## Problem details
Gather every line in the records below that contains the word "آهنگ".

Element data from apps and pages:
#####

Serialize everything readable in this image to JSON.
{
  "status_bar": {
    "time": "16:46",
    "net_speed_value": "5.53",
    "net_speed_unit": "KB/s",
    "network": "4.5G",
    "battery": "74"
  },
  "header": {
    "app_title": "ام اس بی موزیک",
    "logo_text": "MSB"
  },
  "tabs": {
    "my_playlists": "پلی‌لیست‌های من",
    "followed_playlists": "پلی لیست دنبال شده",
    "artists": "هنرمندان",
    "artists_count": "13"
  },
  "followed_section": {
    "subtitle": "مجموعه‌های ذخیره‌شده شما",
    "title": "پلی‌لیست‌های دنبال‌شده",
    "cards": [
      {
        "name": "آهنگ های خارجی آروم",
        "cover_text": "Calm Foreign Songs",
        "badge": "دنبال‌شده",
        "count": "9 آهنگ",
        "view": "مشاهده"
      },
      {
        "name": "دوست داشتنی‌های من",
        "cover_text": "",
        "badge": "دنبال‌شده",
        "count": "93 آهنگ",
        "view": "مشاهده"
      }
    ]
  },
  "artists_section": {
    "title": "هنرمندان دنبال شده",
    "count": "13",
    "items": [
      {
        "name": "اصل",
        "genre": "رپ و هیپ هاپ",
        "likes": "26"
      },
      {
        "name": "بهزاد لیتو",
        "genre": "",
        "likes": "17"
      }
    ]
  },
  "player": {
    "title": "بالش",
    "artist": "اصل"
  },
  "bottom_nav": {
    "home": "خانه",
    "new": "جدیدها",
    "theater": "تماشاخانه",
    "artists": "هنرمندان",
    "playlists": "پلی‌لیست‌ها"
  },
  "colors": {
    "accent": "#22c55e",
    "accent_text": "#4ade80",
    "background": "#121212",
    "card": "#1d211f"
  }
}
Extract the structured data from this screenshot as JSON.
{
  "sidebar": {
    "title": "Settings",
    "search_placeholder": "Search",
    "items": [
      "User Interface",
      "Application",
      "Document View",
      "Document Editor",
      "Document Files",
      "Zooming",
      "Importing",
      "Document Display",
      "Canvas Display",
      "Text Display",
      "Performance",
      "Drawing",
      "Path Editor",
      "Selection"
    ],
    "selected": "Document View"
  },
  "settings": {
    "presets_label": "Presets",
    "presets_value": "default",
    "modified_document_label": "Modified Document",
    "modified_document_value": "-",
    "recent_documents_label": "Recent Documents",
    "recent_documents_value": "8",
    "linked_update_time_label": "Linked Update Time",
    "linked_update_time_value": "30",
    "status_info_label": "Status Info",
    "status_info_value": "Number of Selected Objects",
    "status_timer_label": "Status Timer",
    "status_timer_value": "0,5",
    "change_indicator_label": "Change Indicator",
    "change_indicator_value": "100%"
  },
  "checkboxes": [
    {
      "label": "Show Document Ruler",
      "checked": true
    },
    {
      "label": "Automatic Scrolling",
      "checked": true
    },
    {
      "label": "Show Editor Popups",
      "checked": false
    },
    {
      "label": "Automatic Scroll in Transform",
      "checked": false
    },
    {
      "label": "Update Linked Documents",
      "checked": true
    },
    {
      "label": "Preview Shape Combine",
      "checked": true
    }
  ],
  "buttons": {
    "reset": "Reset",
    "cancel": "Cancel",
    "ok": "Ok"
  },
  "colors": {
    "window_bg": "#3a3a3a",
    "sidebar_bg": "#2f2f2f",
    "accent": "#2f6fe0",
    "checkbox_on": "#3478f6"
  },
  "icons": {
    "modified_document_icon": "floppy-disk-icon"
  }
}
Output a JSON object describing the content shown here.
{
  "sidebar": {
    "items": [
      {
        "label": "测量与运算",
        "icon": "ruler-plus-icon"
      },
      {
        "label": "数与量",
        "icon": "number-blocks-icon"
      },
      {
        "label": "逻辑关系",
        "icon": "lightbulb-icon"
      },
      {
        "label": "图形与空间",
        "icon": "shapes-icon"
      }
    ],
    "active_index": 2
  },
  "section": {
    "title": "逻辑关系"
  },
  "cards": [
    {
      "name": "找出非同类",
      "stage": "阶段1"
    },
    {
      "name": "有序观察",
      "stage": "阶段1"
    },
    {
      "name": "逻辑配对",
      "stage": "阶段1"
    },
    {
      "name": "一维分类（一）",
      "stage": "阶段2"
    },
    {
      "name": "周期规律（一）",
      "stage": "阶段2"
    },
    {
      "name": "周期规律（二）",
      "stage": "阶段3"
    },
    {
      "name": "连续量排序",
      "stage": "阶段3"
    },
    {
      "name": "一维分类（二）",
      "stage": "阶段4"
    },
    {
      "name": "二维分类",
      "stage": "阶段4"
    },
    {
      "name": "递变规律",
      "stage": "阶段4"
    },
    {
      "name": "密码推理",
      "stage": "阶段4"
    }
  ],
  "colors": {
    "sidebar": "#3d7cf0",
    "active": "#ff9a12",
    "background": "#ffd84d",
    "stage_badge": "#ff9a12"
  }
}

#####

## Task output
        "name": "آهنگ های خارجی آروم",
        "count": "9 آهنگ",
        "count": "93 آهنگ",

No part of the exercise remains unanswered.